For as long as I can remember, I have been fascinated by change. I might even admit that I am a “Change Junky”. I need a regular dose and will resort to extreme measures to get it. Generally I have a good look where I’m going and then I turn the other way. New experience is my rush.
To go from one situation to the next requires us to go through change, i.e. let go of what we know and what feels comfortable and embrace something new even though we don’t know how it will work out. It takes us out of our comfort zone.
When you really do this, it feels like jumping of the coast of Ireland with the vague idea that you might swim to New York. In truth, you have no idea if you swimming in the right direction and it would be more accurate to say that you are drifting.
For all the theory of Change Management and Living Through Change, the part where you go through the change is just that: drifting around. With hindsight you can tell the story of your drifting and you will most likely rationalise the journey. It might even sound like you had a vision, a plan and a road map. Often, these are post-change summaries of a wholly uncontrolled situation.
Drifting is scary. When you float in the ocean of your life, you may not know which direction to take or whether it is even worthwhile swimming or if you should let the current take you where it will. You can’t be sure that signs you’re seeing are pointing in the right direction or whether they are delusional and will lead you further astray.

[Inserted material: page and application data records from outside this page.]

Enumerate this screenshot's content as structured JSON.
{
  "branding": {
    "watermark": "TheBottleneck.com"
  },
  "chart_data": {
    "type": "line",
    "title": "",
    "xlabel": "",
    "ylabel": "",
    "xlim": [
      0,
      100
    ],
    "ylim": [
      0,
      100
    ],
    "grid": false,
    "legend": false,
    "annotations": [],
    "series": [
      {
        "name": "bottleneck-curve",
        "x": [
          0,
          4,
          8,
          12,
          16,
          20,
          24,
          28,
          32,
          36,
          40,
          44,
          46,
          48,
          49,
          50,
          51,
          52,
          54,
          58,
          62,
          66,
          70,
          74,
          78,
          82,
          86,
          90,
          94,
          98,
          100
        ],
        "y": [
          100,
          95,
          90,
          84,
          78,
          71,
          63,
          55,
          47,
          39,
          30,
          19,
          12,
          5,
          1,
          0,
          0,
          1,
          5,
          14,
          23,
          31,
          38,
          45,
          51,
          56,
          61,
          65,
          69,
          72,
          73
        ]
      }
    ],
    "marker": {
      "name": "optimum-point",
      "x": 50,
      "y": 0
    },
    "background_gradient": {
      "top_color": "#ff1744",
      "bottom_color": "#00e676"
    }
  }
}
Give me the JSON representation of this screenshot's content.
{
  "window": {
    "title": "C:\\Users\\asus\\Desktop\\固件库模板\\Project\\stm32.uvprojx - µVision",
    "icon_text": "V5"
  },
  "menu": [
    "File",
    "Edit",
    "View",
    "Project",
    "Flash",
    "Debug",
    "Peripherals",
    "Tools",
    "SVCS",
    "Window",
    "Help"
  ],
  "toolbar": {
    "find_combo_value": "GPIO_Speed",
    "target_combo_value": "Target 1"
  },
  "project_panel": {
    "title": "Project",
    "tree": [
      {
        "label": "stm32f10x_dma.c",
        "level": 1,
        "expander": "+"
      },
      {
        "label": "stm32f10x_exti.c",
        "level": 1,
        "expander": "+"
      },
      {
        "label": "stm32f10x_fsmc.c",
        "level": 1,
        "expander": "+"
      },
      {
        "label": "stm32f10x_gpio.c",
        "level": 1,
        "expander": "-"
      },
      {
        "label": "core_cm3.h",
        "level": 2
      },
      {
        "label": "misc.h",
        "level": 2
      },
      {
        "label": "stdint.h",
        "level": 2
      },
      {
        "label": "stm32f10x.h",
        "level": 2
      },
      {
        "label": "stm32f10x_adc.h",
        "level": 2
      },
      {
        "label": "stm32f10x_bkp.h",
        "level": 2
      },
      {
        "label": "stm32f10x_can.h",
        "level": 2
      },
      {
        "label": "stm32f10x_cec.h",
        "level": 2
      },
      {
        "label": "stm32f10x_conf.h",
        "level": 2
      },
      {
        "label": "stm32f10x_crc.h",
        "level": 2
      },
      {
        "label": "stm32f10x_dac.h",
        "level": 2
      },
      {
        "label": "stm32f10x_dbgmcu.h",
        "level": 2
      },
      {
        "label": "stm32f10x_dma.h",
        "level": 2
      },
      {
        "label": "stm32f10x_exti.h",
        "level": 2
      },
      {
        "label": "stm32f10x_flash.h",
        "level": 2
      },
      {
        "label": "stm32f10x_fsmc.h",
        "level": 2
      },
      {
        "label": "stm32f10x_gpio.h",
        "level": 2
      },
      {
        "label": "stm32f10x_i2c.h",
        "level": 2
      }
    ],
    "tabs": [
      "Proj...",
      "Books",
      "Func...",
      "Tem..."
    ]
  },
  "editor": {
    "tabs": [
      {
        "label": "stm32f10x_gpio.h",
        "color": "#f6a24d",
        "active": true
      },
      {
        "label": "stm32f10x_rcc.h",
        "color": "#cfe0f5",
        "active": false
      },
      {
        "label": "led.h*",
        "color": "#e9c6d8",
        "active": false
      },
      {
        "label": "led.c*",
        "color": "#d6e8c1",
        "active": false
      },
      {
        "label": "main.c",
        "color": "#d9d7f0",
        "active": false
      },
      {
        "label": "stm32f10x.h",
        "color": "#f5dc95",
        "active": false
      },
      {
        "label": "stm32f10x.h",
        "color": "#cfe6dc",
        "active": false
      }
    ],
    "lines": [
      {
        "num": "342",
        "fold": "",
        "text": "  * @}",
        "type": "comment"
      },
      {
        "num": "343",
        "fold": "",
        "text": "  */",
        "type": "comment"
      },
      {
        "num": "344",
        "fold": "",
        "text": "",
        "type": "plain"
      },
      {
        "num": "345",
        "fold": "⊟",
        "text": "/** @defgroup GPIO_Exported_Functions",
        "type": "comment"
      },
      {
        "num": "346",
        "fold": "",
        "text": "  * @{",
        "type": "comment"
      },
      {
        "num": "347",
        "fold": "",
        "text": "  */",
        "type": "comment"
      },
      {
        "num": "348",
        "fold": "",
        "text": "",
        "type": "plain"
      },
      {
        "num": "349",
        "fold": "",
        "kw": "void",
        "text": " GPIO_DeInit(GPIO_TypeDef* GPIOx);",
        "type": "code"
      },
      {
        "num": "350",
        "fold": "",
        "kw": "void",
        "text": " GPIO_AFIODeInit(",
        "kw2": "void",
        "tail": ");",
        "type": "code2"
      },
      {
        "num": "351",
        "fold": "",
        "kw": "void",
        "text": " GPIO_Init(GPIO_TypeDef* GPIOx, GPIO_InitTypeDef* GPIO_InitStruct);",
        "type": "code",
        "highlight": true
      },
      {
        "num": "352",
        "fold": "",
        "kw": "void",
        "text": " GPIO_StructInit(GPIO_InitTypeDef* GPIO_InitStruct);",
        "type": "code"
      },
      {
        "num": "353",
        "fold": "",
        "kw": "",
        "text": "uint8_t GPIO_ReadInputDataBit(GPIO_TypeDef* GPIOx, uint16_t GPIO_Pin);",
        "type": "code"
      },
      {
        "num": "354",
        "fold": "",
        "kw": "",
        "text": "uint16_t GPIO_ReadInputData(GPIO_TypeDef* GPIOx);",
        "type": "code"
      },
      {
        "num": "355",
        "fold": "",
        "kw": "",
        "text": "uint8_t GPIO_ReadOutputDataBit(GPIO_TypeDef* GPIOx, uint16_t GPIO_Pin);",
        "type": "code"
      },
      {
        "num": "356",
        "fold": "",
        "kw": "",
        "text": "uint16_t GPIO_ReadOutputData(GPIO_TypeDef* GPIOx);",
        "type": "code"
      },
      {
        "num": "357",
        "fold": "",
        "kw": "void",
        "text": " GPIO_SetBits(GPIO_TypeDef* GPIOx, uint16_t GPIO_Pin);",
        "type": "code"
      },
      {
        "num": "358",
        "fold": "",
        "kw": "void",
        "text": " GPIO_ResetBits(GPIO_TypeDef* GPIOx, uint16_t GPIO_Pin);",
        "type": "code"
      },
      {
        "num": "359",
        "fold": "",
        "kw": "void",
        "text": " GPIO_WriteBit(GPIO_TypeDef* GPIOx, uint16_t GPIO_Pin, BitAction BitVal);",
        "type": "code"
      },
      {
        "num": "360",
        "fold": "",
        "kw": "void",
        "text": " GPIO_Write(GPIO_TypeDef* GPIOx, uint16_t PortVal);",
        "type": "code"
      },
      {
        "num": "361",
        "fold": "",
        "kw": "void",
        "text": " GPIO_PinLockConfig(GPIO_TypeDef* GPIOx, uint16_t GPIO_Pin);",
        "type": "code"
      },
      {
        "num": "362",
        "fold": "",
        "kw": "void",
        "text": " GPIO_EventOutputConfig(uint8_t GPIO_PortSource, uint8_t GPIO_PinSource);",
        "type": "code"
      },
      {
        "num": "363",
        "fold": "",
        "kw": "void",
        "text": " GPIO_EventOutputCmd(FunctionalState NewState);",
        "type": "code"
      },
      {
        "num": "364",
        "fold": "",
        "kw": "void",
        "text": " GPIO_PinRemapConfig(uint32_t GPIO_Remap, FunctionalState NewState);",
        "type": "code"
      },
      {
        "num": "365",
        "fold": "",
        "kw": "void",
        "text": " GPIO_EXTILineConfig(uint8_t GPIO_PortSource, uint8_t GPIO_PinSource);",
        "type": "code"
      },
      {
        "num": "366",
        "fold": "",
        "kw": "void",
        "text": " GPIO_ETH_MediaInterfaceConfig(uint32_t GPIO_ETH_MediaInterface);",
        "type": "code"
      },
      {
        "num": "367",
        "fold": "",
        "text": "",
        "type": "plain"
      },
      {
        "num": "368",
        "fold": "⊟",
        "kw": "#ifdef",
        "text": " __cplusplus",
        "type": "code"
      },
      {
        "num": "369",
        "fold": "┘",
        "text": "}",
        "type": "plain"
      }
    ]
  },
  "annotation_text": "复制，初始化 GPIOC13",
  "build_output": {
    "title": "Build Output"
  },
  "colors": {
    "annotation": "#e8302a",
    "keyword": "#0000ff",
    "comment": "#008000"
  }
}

If only you had a raft! If only you had something to hold on to; something that feels stable whilst you drift around.
In the theory of corporate change management, it is advocated that you should establish a framework of values before you cast off the anchors of safety and security. Values that you can share with your fellow drifters. Things you can believe in when all else is absent. In the corporate world you’ll see values like integrity, Innovation, Accountability, Customer First etc. While the corporation is by necessity trying to reinvent itself, values provide the answers to questions of direction.
But how about us individuals? We all have strong and deeply rooted values. But are they enough to hold on to and help us differentiate up from down? Life coaches will encourage you to look deep inside and work out who you really are. That deep identity will then serve as a stable framework for determining where you are and where you might go. But this assumes that your deeper identity is a immutable entity – which is not obvious. In fact, the change you may be going through may well change your identity.
Many people turn to their religion and their community for support. I have a friend who consults his rabbi on every decision he makes. It doesn’t matter what the answer is, such religious and social frameworks create stability and comfort. But, you may well be trying to get away from religious and social influences, or friends for that matter…
In the meantime, you are still drifting.
Where can you turn when values, identity and socio-religious groups can not provide you with support or direction? When there are no references left and we are lost in the vast tumultuous space of the ocean of life? We can only use one last resort, one last reference, one last anchor: the point where you are.
It is surprising perhaps that we will turn to external references and deep internal introspection to work out where we are and where we are going when at all times we are ever tightly grounded in a place that is here at a time that is now. Even your direction is perfectly clear: wherever you set your foot next. How hard it is to accept that you are not going where you plan to go but there, where you actually end up.
“But,” I hear myself think, “this is hardly a satisfactory point of reference or direction. This is self-defeating, pointless and stupid. Hardly a strategy for success in life.”
On the other hand, if we look back at our lives, did we ever really plan it the way it turned out? Aren’t the best things that ever happened the products of coincidence, chance encounters and luck. When did a good plan ever come together? I mean, really?
What if the whole notion of change in our life is wrong and we have it all upside down? What if change isn’t about leaving the comfort of safety and security to find the next port of happiness? What if our natural state is one of change and drifting and the ports of safety and security are mere pins on a map. Pins that we blow up into snapshot images of who we are and how we live. Pins that we get so attached to that we begin to believe that they are us.
All the while we are drifting, changing, and the further we drift from the last pin, the bigger the strain becomes. We are no longer who we thought we were. Our situation is at odds with the one we thought we were in.
Our lives are not defined by the series of pins we stick on a map. We are not defined by our birth town, our schools, our jobs, our relationships, our houses, our success, nor by the absence of any of these. We may well define our lives like this and then feel good or bad about it but we are deluding ourselves.
We are drifters in a universe of life. We bounce about and the more we do that, the more we experience life.
I can take stock of my life and feel really good or really bad about it, depending on my self chosen perspective. But all the time, the ocean of life flows around me. I can ignore it and revel in the happiness, sadness or frustration that I associate with my situation. Or I can delight in jumping into the currents of life, not concerned with their direction but only with the feeling of life brushing against me.
This is not a philosophical mind exercise that aims to change my perspective to give me hope and make me feel good. This is as real and immediate as it gets. “Change is the only constant” we are told sometimes. How silly – there is only change. Any constants are delusional. Change simply is.
I’m sitting in a food court in a shopping centre, drinking a coffee. The chefs are preparing lunch for a crowd of shoppers here. As I write this, I feel life swirling around me. Currents are tugging at me. Come, come! Not a subtle whisper but a loud calling. Even the pin that fixes me here in time and space and whose situation I could describe in great details is already past me.
Come, come! Can you hear it too?